- Jesus could have healed this man at any point, but He did not do so. Jesus brought Him through this process to develop faith in him along with giving us a pattern in faith development, showing His disciples and us what was happening with them and showing what God was doing in the course of the world. From this passage Jesus again makes the point that having faith in Christ is greater than and more important than being healed by Christ. Faith in Him has the greater value than anything that He can temporarily give to you. Faith in Jesus is more valuable that healing from Jesus. Healing makes your life better; faith makes your life new. God will heal to confirm His words and His goodness, to both establish and extend your faith.
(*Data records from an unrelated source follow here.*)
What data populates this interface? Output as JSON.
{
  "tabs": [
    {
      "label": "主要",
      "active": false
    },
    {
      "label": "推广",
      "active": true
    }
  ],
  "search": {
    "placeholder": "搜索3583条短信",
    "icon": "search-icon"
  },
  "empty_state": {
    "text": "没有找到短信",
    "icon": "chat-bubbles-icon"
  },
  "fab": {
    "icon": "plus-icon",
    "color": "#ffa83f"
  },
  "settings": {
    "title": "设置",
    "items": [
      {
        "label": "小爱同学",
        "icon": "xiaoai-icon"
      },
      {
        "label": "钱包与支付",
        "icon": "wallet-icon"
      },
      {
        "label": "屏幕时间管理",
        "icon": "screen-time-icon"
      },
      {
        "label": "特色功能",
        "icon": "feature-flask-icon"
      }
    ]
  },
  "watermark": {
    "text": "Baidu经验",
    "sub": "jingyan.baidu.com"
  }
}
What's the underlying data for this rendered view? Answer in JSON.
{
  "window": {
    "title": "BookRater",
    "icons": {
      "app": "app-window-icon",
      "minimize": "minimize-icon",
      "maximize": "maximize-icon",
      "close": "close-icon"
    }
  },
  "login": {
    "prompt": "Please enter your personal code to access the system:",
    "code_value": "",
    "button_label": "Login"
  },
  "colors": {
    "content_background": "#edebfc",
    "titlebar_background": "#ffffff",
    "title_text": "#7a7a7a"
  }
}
- This passage ends with the verse:
26 And he sent him to his home, saying, “Do not even enter the village.”
- Jesus continued to fulfill His mission and instructed this man to go home, but not to enter the village. Jesus has a purpose for everyone to follow His directive and purpose for you. (Some people were told to follow him, some were told not to tell, others were told to tell, others were told to go to the priests etc.) Continue to follow Him and do what He tells you to do even after you have come to faith.
- Use good Bible reading methods so that you can understand what is going on in the text. See to understand, be taught yourselves and use this knowledge to build your faith, the faith of others and to glorify God in the world.
- Understand that faith often takes time to develop, that there are important stages in faith development, and at the heart of faith is understanding our sin and understanding who Jesus is and what He did for us so that we can put our faith in Him for our salvation. If you have not done so, do so today. Understanding this process will help you share the faith with others. Your faith can lead them to Jesus, their faith will make them new in Jesus.
- Know that faith is more important than healing. Even though God does and still heals today, the main thing is that we have faith in Him and remain in Him.